**INSTRUCTIONS FOR THE TASK**
A single figure is wanted: the count of lines below containing the string "true".

[DATASET CONTENT]

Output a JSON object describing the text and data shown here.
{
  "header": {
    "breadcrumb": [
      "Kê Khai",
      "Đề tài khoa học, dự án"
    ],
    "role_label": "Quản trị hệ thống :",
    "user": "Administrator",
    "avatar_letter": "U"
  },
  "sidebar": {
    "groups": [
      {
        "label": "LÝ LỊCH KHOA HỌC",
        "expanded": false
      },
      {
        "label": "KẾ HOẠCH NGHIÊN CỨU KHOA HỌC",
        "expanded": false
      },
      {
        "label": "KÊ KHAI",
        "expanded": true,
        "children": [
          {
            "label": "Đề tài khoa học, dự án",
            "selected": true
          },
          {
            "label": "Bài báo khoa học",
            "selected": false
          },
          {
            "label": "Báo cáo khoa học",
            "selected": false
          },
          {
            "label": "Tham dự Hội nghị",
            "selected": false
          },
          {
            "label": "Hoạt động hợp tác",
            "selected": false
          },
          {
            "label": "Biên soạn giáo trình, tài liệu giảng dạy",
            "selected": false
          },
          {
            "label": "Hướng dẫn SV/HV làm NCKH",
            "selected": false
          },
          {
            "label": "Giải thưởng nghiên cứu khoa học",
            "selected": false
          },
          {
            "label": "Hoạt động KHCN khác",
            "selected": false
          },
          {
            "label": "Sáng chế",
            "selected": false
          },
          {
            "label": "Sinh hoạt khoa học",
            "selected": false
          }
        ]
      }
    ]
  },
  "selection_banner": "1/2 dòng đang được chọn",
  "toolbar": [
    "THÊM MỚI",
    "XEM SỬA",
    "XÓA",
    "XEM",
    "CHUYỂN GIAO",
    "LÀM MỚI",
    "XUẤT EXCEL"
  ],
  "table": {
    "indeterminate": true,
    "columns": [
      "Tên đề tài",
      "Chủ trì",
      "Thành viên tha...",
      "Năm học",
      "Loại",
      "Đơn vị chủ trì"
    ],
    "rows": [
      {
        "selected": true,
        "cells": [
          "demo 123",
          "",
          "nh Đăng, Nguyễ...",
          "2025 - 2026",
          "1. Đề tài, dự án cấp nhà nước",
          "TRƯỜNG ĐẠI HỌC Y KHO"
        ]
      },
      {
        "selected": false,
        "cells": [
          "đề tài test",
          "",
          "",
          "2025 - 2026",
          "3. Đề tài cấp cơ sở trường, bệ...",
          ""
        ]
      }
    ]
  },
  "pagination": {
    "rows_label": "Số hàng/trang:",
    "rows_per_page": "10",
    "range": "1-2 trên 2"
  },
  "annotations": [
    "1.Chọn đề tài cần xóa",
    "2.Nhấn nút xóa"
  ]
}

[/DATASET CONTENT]

**RESPONSE TO THIS EXERCISE**
4